    Christopher Chase-Dunn, Bruce Lerro

    “An extraordinarily comprehensive compilation and integration of everything we know or think we know about the long-term trajectory of human social constructions. Extremely useful and provocative.”
    —Immanuel Wallerstein, Yale University

    “This extraordinary book shows how human societies have evolved, not in self-contained groups but from the outside in…. A unique feature of the book is the micro-macro link, interweaving the development of individual self and mind with changes in networks of globalization….Chase-Dunn and Lerro have produced a combination of textbook and masterpiece.”
    —Randall Collins, University of Pennsylvania

    "With a narrative spanning many millennia, this book adds a double analytical edge that makes it special.
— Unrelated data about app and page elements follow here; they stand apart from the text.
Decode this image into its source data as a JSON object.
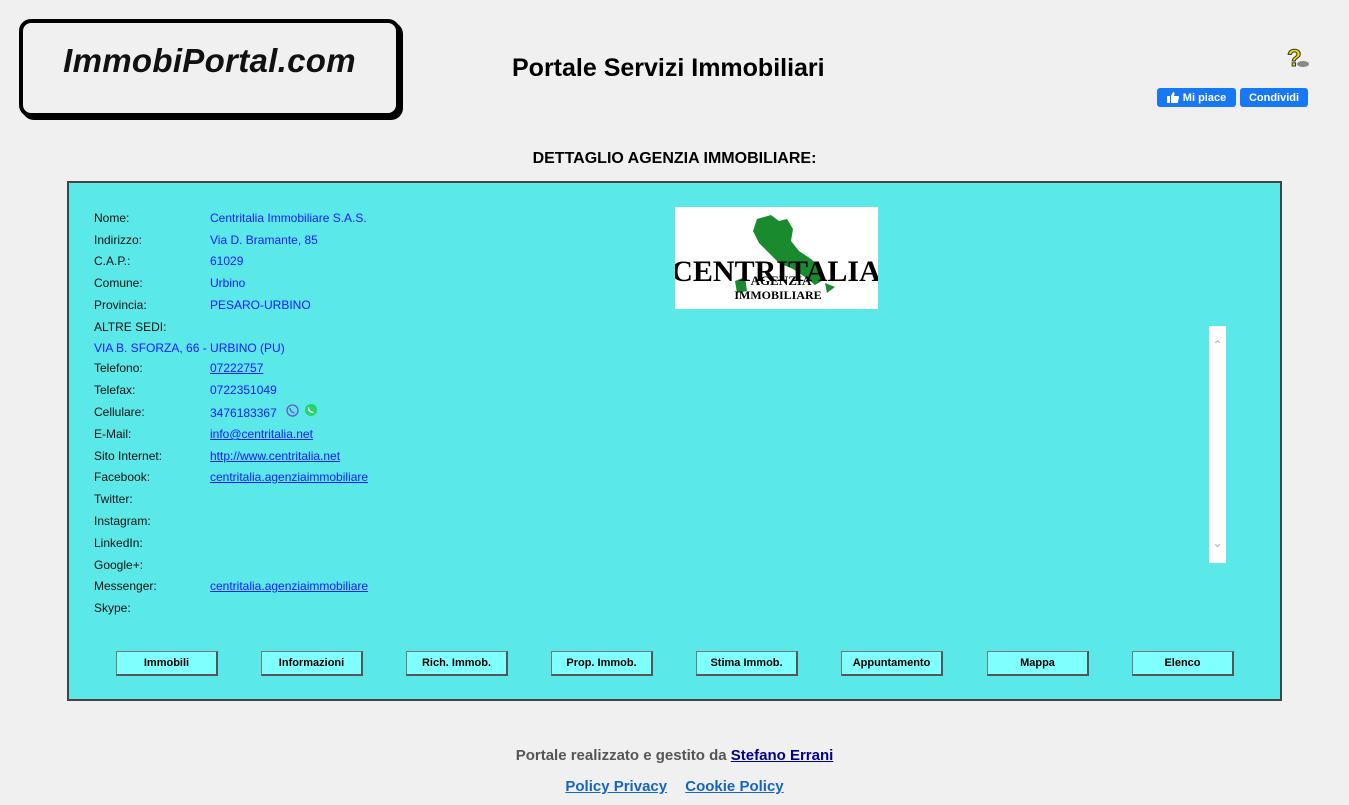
{
  "site": {
    "logo_text": "ImmobiPortal.com",
    "title": "Portale Servizi Immobiliari",
    "help_icon": "question-mark-icon",
    "fb_like": "Mi piace",
    "fb_share": "Condividi"
  },
  "section_title": "DETTAGLIO AGENZIA IMMOBILIARE:",
  "agency": {
    "logo_text": "CENTRITALIA",
    "logo_sub1": "AGENZIA",
    "logo_sub2": "IMMOBILIARE",
    "rows": [
      {
        "label": "Nome:",
        "value": "Centritalia Immobiliare S.A.S."
      },
      {
        "label": "Indirizzo:",
        "value": "Via D. Bramante, 85"
      },
      {
        "label": "C.A.P.:",
        "value": "61029"
      },
      {
        "label": "Comune:",
        "value": "Urbino"
      },
      {
        "label": "Provincia:",
        "value": "PESARO-URBINO"
      },
      {
        "label": "ALTRE SEDI:",
        "value": ""
      }
    ],
    "sede": "VIA B. SFORZA, 66 - URBINO (PU)",
    "contacts": [
      {
        "label": "Telefono:",
        "value": "07222757"
      },
      {
        "label": "Telefax:",
        "value": "0722351049"
      },
      {
        "label": "Cellulare:",
        "value": "3476183367"
      },
      {
        "label": "E-Mail:",
        "value": "info@centritalia.net"
      },
      {
        "label": "Sito Internet:",
        "value": "http://www.centritalia.net"
      },
      {
        "label": "Facebook:",
        "value": "centritalia.agenziaimmobiliare"
      },
      {
        "label": "Twitter:",
        "value": ""
      },
      {
        "label": "Instagram:",
        "value": ""
      },
      {
        "label": "LinkedIn:",
        "value": ""
      },
      {
        "label": "Google+:",
        "value": ""
      },
      {
        "label": "Messenger:",
        "value": "centritalia.agenziaimmobiliare"
      },
      {
        "label": "Skype:",
        "value": ""
      }
    ]
  },
  "buttons": [
    "Immobili",
    "Informazioni",
    "Rich. Immob.",
    "Prop. Immob.",
    "Stima Immob.",
    "Appuntamento",
    "Mappa",
    "Elenco"
  ],
  "footer": {
    "credit_prefix": "Portale realizzato e gestito da",
    "credit_name": "Stefano Errani",
    "privacy": "Policy Privacy",
    "cookie": "Cookie Policy"
  },
  "colors": {
    "panel": "#5ae8e8",
    "button": "#80ffff",
    "link": "#1a1aff",
    "facebook": "#1877f2"
  }
}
As we would expect from Chris Chase-Dunn, his world-systems analysis is majestically done but with a new twist that brings individuals to the fore. This is achieved by teaming up with a sociohistorical psychologist, Bruce Lerro, to integrate the changing nature of people into the story. The resulting combination of system and self is truly ground breaking."
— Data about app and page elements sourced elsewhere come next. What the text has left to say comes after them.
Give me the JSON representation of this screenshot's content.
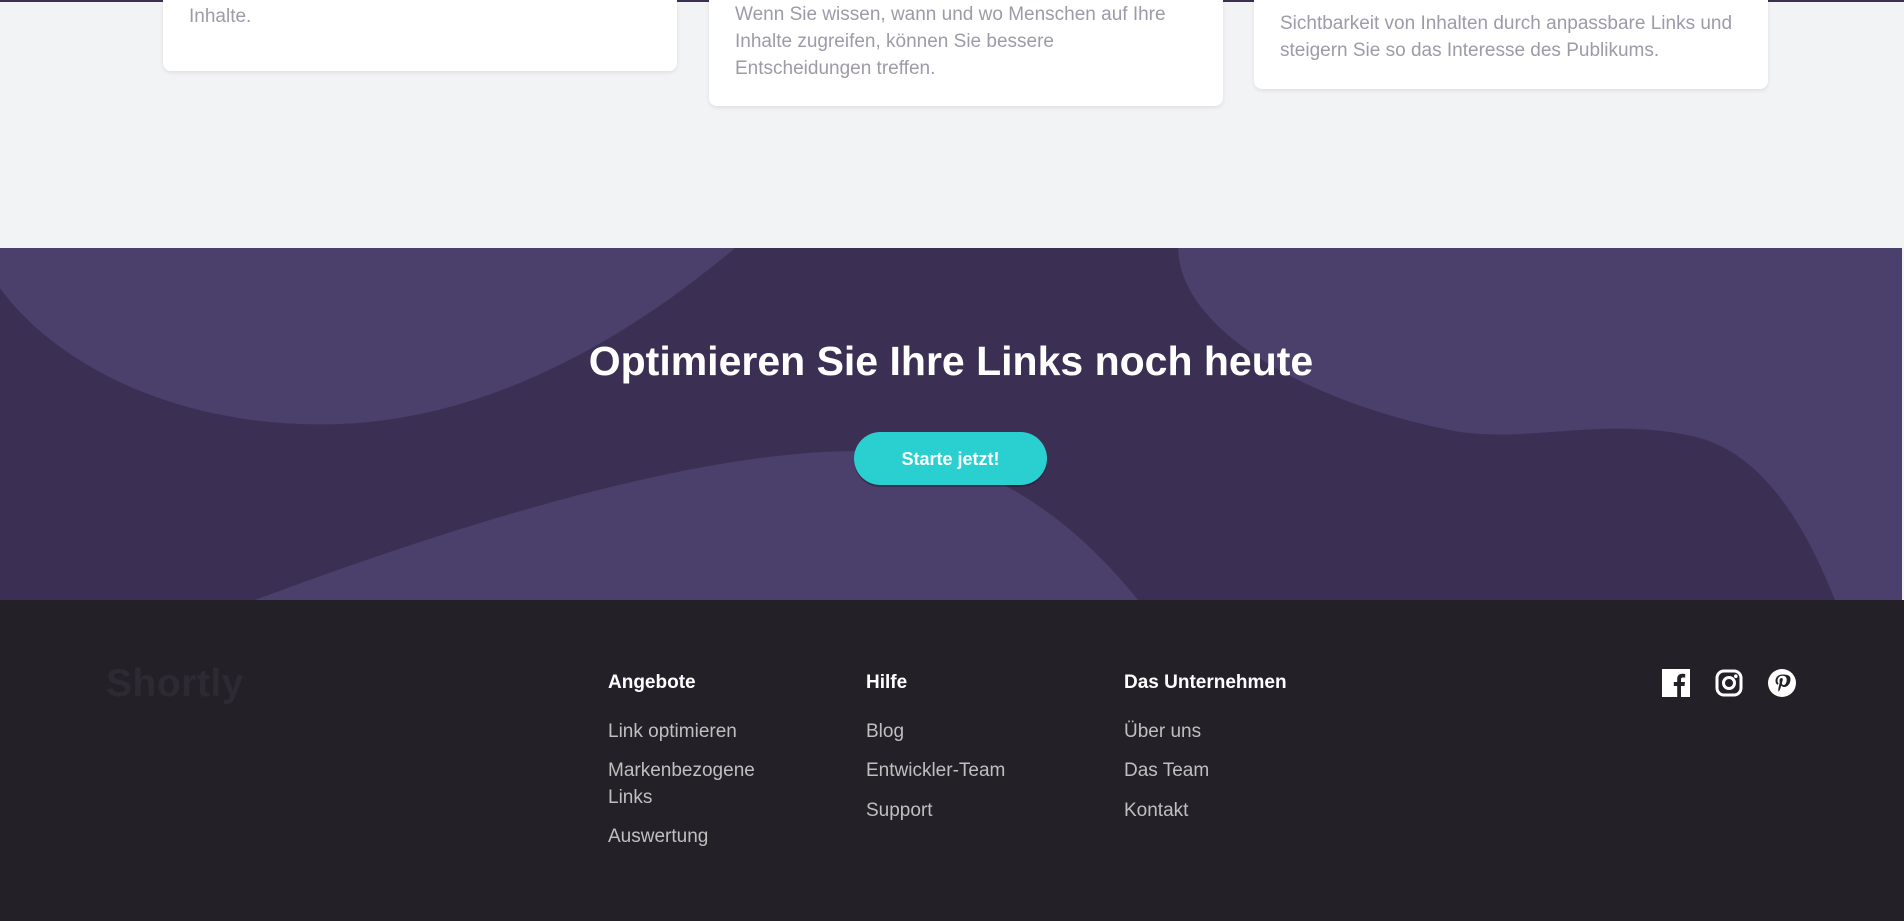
{
  "cards": [
    {
      "text": "Markenbezogene Links schaffen Vertrauen in Ihre Inhalte."
    },
    {
      "text": "Wenn Sie wissen, wann und wo Menschen auf Ihre Inhalte zugreifen, können Sie bessere Entscheidungen treffen."
    },
    {
      "text": "Sichtbarkeit von Inhalten durch anpassbare Links und steigern Sie so das Interesse des Publikums."
    }
  ],
  "cta": {
    "title": "Optimieren Sie Ihre Links noch heute",
    "button": "Starte jetzt!"
  },
  "footer": {
    "logo": "Shortly",
    "columns": [
      {
        "heading": "Angebote",
        "links": [
          "Link optimieren",
          "Markenbezogene Links",
          "Auswertung"
        ]
      },
      {
        "heading": "Hilfe",
        "links": [
          "Blog",
          "Entwickler-Team",
          "Support"
        ]
      },
      {
        "heading": "Das Unternehmen",
        "links": [
          "Über uns",
          "Das Team",
          "Kontakt"
        ]
      }
    ],
    "social_icons": [
      "facebook-icon",
      "instagram-icon",
      "pinterest-icon"
    ]
  },
  "colors": {
    "primary": "#2acfcf",
    "dark_violet": "#3b3054",
    "footer_bg": "#232127",
    "page_bg": "#f2f3f5"
  }
}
    —Peter Taylor, Professor of Human Geography, Northumbria University

    "There is absolutely nothing like this extraordinary resource for courses studying long-term globalization. All kudos to the authors for pulling off this achievement.

    —William R. Thompson, Indiana University

    "In this remarkable book, Chase-Dunn and Lerro have accomplished what no other writer on world system dynamics has ever done: A complete history of the evolution of human societies from nomadic hunting and gathering to the present from the perspective of inter-societal dynamics, or world-system processes. It is both a book filled with substantive descriptions and analytical distinctions that make a difference in how social scientists and historians are to understand the long-term evolution of societies from their beginnings to the present. Moreover, it is filled with topics not often covered within the world systems empirical tradition, such as the cognitive changes that accompany movement from simple to ever-more complex sociocultural formations, the biological bases of social evolution, the relationship between history and evolution, the public sphere in early modern systems, the rise of individualism, and so many topics that, at first glance seem tangential but, on second glance, are fundamental to understanding societies and inter-societal systems from their early beginning among settled hunter-gathers to the current global era.

    The writing is intended for all audience-students, professional scholars, and lay persons alike-but the analysis is anything but simplistic. The authors have accomplished something that is very difficult to bring of: a comprehensive, in-depth, and analytically sophisticated argument that is easy to read and understand. This is a book that I will keep handy on my shelf as a constant reference for the fascinating historical details along with sophisticated theoretical analysis of key dynamic of long-term social change in human societies."

    —Jonathan H. Turner, University Professor, University of California-Riverside